• Instructions for the task:
From the records below, copy out each line that has the word "fill".

^^^^^^^^

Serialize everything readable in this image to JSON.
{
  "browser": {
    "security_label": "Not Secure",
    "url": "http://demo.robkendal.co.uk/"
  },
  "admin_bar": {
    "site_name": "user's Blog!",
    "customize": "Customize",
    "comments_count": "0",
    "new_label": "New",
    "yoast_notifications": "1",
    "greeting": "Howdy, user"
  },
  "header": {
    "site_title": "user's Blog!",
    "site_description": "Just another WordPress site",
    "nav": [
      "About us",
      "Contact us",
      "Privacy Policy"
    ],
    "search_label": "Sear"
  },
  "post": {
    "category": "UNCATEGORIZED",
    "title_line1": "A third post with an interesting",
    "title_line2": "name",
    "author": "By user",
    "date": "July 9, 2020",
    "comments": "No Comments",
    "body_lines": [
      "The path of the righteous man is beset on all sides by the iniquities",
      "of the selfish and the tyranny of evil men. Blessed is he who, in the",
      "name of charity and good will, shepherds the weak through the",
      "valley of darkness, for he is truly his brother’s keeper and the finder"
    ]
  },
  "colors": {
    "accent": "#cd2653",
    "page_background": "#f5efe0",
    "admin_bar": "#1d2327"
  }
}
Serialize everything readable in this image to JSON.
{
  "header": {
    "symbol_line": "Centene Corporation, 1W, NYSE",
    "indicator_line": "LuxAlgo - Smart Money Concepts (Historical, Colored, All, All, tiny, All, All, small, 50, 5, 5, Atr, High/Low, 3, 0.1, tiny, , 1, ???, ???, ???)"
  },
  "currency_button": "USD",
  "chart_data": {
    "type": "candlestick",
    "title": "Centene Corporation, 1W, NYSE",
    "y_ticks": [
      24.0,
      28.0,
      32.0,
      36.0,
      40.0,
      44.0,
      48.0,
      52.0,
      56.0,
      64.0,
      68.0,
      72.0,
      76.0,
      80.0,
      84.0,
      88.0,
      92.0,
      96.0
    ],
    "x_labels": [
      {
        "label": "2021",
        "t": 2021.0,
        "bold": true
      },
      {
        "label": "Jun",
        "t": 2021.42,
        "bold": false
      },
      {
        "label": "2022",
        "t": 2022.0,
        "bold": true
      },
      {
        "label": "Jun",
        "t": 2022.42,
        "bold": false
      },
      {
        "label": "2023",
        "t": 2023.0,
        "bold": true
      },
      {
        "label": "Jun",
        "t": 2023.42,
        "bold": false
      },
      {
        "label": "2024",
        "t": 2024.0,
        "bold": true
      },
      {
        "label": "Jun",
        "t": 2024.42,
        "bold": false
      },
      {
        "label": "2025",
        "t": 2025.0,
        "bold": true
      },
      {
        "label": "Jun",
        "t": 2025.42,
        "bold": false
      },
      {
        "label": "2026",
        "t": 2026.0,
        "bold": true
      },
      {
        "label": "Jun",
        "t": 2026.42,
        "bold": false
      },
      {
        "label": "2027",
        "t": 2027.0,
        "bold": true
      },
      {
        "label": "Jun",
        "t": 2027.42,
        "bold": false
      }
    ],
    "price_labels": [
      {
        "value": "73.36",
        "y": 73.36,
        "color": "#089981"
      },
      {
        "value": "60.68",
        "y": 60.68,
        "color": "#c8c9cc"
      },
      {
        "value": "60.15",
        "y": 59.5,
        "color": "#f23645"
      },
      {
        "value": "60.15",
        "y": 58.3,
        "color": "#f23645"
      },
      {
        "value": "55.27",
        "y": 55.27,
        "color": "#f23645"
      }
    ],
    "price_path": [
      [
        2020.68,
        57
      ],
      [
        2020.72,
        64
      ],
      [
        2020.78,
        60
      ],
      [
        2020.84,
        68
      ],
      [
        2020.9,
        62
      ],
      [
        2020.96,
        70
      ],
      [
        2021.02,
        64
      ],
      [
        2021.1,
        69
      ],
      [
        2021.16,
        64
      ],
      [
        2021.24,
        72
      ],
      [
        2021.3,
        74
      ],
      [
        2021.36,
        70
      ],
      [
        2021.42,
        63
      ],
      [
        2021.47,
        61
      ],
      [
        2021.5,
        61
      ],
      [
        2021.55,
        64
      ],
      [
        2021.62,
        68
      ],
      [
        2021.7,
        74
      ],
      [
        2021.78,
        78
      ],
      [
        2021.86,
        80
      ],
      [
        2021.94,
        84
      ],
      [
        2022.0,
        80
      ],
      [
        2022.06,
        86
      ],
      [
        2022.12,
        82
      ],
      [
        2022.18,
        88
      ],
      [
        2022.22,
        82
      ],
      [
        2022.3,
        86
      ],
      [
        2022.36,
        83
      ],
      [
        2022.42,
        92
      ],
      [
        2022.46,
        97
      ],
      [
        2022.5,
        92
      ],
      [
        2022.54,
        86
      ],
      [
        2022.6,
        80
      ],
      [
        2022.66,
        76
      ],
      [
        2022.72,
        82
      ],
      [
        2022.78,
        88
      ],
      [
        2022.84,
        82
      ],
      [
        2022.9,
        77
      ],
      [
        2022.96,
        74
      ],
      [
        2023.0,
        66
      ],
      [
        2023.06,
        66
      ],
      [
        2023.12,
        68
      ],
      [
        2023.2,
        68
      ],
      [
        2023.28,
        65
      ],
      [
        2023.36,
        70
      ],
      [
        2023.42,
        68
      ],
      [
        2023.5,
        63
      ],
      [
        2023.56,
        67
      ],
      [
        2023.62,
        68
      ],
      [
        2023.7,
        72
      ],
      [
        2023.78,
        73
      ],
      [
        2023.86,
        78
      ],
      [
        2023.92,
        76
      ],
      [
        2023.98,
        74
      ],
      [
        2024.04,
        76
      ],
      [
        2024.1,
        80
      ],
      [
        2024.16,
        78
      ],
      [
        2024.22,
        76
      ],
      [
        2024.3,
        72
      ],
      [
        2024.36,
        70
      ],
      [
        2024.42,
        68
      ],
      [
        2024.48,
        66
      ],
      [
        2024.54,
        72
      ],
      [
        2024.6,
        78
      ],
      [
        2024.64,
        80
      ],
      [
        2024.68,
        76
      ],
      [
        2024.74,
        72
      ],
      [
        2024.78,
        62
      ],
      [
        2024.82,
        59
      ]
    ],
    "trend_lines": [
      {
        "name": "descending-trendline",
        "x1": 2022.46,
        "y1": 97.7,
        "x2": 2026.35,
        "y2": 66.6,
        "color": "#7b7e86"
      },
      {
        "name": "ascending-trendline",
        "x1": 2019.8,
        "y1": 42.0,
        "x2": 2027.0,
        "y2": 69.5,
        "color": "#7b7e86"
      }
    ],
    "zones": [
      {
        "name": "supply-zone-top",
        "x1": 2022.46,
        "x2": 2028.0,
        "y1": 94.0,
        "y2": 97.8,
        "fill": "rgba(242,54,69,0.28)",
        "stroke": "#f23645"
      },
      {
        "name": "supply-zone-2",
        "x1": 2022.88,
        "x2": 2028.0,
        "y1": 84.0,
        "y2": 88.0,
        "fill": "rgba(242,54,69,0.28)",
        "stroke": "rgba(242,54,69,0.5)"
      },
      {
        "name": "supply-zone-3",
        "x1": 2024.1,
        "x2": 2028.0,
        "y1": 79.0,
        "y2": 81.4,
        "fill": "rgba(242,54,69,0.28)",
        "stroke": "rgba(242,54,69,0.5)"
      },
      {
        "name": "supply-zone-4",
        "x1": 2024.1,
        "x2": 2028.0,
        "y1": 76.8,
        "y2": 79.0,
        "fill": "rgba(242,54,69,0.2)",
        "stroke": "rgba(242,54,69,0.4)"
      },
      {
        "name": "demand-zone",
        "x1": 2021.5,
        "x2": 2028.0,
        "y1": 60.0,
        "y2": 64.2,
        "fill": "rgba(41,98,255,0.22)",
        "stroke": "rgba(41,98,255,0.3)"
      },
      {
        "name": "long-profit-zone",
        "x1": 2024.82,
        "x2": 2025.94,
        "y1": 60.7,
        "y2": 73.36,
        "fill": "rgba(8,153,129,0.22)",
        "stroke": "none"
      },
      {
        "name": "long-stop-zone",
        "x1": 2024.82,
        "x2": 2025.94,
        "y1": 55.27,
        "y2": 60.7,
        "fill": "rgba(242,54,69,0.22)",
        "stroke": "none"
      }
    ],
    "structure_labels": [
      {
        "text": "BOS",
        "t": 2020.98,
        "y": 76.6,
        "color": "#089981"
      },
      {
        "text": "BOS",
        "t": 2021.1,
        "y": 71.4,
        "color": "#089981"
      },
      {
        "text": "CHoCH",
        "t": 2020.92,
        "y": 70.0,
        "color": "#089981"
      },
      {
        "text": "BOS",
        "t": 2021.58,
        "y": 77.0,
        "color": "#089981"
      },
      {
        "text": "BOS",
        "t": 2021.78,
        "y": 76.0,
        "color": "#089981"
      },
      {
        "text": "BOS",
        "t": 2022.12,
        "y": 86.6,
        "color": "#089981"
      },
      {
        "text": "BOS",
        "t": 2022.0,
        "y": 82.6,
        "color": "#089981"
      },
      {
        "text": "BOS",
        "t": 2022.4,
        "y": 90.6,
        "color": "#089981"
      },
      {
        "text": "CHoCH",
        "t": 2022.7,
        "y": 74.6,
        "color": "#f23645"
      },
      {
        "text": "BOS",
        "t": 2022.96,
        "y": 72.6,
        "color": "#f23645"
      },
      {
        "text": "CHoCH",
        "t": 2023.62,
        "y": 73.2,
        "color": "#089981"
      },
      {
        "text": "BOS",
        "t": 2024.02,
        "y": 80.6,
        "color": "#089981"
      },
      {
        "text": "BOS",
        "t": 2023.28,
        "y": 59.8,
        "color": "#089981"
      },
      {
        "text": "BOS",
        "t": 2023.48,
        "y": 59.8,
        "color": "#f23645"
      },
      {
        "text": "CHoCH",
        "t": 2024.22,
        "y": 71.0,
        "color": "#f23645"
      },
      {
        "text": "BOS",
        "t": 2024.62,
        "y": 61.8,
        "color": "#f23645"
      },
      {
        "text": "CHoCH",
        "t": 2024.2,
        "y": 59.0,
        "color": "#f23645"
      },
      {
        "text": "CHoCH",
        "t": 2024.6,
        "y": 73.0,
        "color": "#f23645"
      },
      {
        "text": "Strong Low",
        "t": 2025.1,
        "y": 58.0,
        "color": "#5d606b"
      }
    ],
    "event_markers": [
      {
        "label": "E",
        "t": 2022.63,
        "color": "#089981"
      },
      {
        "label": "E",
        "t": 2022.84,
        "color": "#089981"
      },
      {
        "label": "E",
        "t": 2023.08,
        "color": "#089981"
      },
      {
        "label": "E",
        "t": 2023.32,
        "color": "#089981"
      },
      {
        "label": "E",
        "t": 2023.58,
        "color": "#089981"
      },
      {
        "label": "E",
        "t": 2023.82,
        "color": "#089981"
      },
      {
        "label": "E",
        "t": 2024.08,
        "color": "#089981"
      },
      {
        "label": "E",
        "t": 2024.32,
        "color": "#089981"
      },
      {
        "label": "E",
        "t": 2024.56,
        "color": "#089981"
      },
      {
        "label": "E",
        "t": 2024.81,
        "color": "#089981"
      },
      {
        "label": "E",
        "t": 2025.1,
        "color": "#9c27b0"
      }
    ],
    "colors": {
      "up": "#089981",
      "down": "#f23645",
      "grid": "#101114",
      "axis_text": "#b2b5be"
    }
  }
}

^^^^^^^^

• Output below:
        "fill": "rgba(242,54,69,0.28)",
        "fill": "rgba(242,54,69,0.28)",
        "fill": "rgba(242,54,69,0.28)",
        "fill": "rgba(242,54,69,0.2)",
        "fill": "rgba(41,98,255,0.22)",
        "fill": "rgba(8,153,129,0.22)",
        "fill": "rgba(242,54,69,0.22)",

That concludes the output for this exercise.